Stored records:
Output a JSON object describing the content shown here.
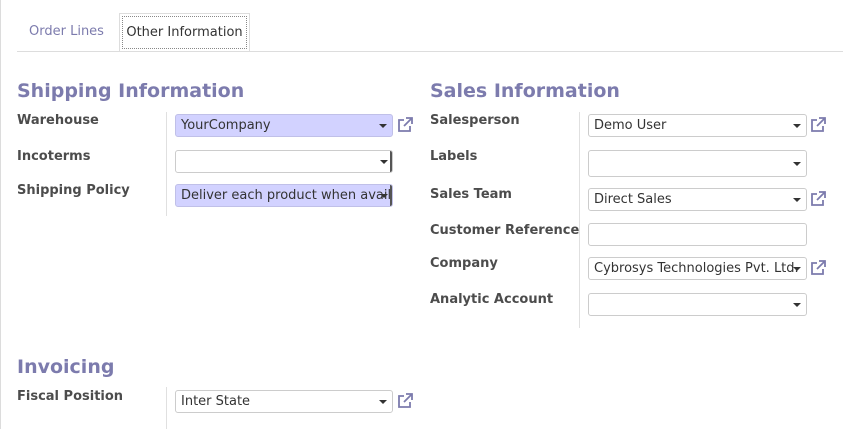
{
  "tabs": [
    {
      "label": "Order Lines",
      "active": false
    },
    {
      "label": "Other Information",
      "active": true
    }
  ],
  "shipping": {
    "title": "Shipping Information",
    "warehouse_label": "Warehouse",
    "warehouse_value": "YourCompany",
    "incoterms_label": "Incoterms",
    "incoterms_value": "",
    "policy_label": "Shipping Policy",
    "policy_value": "Deliver each product when availa"
  },
  "sales": {
    "title": "Sales Information",
    "salesperson_label": "Salesperson",
    "salesperson_value": "Demo User",
    "labels_label": "Labels",
    "labels_value": "",
    "team_label": "Sales Team",
    "team_value": "Direct Sales",
    "customer_ref_label": "Customer Reference",
    "customer_ref_value": "",
    "company_label": "Company",
    "company_value": "Cybrosys Technologies Pvt. Ltd.",
    "analytic_label": "Analytic Account",
    "analytic_value": ""
  },
  "invoicing": {
    "title": "Invoicing",
    "fiscal_label": "Fiscal Position",
    "fiscal_value": "Inter State"
  },
  "icons": {
    "external_link": "external-link-icon",
    "dropdown": "caret-down-icon"
  },
  "colors": {
    "accent": "#7c7bad",
    "required_bg": "#d2d2ff",
    "label": "#4c4c4c"
  }
}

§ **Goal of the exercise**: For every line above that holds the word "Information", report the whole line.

§ **Result for this task**:
      "label": "Other Information",
    "title": "Shipping Information",
    "title": "Sales Information",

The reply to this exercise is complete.